What needs to be done: Return the data below in full. Keep each character unchanged.

--- START ---

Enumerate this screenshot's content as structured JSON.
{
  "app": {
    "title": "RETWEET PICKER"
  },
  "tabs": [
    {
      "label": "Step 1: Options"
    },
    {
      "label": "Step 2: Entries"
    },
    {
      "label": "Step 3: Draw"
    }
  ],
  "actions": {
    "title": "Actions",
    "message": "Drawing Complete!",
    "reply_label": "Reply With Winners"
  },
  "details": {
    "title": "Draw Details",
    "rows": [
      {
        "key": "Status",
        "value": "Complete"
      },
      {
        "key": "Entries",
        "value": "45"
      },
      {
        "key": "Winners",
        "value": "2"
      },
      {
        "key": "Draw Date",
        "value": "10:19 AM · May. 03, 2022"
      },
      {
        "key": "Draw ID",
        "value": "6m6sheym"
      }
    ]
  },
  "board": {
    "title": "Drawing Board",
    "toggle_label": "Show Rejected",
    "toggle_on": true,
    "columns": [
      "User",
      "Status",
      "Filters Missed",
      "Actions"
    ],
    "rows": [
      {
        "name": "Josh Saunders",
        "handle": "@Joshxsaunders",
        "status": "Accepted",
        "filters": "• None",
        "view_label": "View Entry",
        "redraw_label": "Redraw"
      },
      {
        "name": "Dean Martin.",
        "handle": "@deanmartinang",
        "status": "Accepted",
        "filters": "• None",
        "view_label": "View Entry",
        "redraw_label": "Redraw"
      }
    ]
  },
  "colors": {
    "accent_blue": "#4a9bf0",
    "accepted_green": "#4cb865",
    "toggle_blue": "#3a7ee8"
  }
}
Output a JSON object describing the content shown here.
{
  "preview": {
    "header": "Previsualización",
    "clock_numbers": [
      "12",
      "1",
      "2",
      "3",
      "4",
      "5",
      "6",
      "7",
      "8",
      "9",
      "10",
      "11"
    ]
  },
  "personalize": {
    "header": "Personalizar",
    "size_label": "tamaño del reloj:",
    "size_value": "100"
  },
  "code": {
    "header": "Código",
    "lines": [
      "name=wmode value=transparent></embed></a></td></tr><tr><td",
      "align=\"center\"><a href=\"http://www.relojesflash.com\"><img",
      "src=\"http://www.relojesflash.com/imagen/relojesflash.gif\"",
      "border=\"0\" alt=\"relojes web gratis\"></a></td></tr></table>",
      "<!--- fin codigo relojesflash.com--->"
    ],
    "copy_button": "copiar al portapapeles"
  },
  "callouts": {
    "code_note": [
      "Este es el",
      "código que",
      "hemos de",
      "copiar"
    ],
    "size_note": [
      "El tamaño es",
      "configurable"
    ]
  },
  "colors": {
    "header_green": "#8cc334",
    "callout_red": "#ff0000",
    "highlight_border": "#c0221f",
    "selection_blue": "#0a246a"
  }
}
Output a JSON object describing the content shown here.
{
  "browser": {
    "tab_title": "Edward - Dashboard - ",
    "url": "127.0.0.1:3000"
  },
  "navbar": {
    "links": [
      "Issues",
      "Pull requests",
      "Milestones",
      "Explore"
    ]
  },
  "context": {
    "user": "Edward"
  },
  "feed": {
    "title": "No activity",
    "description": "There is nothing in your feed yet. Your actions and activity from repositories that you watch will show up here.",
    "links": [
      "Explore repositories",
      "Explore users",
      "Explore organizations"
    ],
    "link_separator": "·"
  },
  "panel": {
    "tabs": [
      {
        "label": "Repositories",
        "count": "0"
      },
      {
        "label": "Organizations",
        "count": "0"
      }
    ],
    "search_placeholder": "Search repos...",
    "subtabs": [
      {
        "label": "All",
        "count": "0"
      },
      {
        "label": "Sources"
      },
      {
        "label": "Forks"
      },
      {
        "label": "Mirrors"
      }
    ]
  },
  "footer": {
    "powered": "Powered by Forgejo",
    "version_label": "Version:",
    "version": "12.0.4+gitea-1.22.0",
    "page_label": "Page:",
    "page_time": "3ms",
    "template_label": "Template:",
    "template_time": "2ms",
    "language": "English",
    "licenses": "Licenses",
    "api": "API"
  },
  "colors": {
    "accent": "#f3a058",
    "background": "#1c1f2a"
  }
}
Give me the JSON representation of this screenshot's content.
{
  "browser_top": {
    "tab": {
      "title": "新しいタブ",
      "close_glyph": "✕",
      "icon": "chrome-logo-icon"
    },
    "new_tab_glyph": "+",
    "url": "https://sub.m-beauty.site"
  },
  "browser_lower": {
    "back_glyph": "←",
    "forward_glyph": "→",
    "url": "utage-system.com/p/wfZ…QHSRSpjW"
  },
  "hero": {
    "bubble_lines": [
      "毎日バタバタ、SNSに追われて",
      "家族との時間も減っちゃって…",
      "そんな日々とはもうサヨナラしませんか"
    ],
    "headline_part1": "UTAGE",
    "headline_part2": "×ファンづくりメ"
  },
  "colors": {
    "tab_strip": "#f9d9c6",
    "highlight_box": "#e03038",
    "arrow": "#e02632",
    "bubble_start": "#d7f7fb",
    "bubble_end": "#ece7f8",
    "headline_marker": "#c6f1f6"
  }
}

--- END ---

Result for this exercise:
Enumerate this screenshot's content as structured JSON.
{
  "app": {
    "title": "RETWEET PICKER"
  },
  "tabs": [
    {
      "label": "Step 1: Options"
    },
    {
      "label": "Step 2: Entries"
    },
    {
      "label": "Step 3: Draw"
    }
  ],
  "actions": {
    "title": "Actions",
    "message": "Drawing Complete!",
    "reply_label": "Reply With Winners"
  },
  "details": {
    "title": "Draw Details",
    "rows": [
      {
        "key": "Status",
        "value": "Complete"
      },
      {
        "key": "Entries",
        "value": "45"
      },
      {
        "key": "Winners",
        "value": "2"
      },
      {
        "key": "Draw Date",
        "value": "10:19 AM · May. 03, 2022"
      },
      {
        "key": "Draw ID",
        "value": "6m6sheym"
      }
    ]
  },
  "board": {
    "title": "Drawing Board",
    "toggle_label": "Show Rejected",
    "toggle_on": true,
    "columns": [
      "User",
      "Status",
      "Filters Missed",
      "Actions"
    ],
    "rows": [
      {
        "name": "Josh Saunders",
        "handle": "@Joshxsaunders",
        "status": "Accepted",
        "filters": "• None",
        "view_label": "View Entry",
        "redraw_label": "Redraw"
      },
      {
        "name": "Dean Martin.",
        "handle": "@deanmartinang",
        "status": "Accepted",
        "filters": "• None",
        "view_label": "View Entry",
        "redraw_label": "Redraw"
      }
    ]
  },
  "colors": {
    "accent_blue": "#4a9bf0",
    "accepted_green": "#4cb865",
    "toggle_blue": "#3a7ee8"
  }
}
Output a JSON object describing the content shown here.
{
  "preview": {
    "header": "Previsualización",
    "clock_numbers": [
      "12",
      "1",
      "2",
      "3",
      "4",
      "5",
      "6",
      "7",
      "8",
      "9",
      "10",
      "11"
    ]
  },
  "personalize": {
    "header": "Personalizar",
    "size_label": "tamaño del reloj:",
    "size_value": "100"
  },
  "code": {
    "header": "Código",
    "lines": [
      "name=wmode value=transparent></embed></a></td></tr><tr><td",
      "align=\"center\"><a href=\"http://www.relojesflash.com\"><img",
      "src=\"http://www.relojesflash.com/imagen/relojesflash.gif\"",
      "border=\"0\" alt=\"relojes web gratis\"></a></td></tr></table>",
      "<!--- fin codigo relojesflash.com--->"
    ],
    "copy_button": "copiar al portapapeles"
  },
  "callouts": {
    "code_note": [
      "Este es el",
      "código que",
      "hemos de",
      "copiar"
    ],
    "size_note": [
      "El tamaño es",
      "configurable"
    ]
  },
  "colors": {
    "header_green": "#8cc334",
    "callout_red": "#ff0000",
    "highlight_border": "#c0221f",
    "selection_blue": "#0a246a"
  }
}
Output a JSON object describing the content shown here.
{
  "browser": {
    "tab_title": "Edward - Dashboard - ",
    "url": "127.0.0.1:3000"
  },
  "navbar": {
    "links": [
      "Issues",
      "Pull requests",
      "Milestones",
      "Explore"
    ]
  },
  "context": {
    "user": "Edward"
  },
  "feed": {
    "title": "No activity",
    "description": "There is nothing in your feed yet. Your actions and activity from repositories that you watch will show up here.",
    "links": [
      "Explore repositories",
      "Explore users",
      "Explore organizations"
    ],
    "link_separator": "·"
  },
  "panel": {
    "tabs": [
      {
        "label": "Repositories",
        "count": "0"
      },
      {
        "label": "Organizations",
        "count": "0"
      }
    ],
    "search_placeholder": "Search repos...",
    "subtabs": [
      {
        "label": "All",
        "count": "0"
      },
      {
        "label": "Sources"
      },
      {
        "label": "Forks"
      },
      {
        "label": "Mirrors"
      }
    ]
  },
  "footer": {
    "powered": "Powered by Forgejo",
    "version_label": "Version:",
    "version": "12.0.4+gitea-1.22.0",
    "page_label": "Page:",
    "page_time": "3ms",
    "template_label": "Template:",
    "template_time": "2ms",
    "language": "English",
    "licenses": "Licenses",
    "api": "API"
  },
  "colors": {
    "accent": "#f3a058",
    "background": "#1c1f2a"
  }
}
Give me the JSON representation of this screenshot's content.
{
  "browser_top": {
    "tab": {
      "title": "新しいタブ",
      "close_glyph": "✕",
      "icon": "chrome-logo-icon"
    },
    "new_tab_glyph": "+",
    "url": "https://sub.m-beauty.site"
  },
  "browser_lower": {
    "back_glyph": "←",
    "forward_glyph": "→",
    "url": "utage-system.com/p/wfZ…QHSRSpjW"
  },
  "hero": {
    "bubble_lines": [
      "毎日バタバタ、SNSに追われて",
      "家族との時間も減っちゃって…",
      "そんな日々とはもうサヨナラしませんか"
    ],
    "headline_part1": "UTAGE",
    "headline_part2": "×ファンづくりメ"
  },
  "colors": {
    "tab_strip": "#f9d9c6",
    "highlight_box": "#e03038",
    "arrow": "#e02632",
    "bubble_start": "#d7f7fb",
    "bubble_end": "#ece7f8",
    "headline_marker": "#c6f1f6"
  }
}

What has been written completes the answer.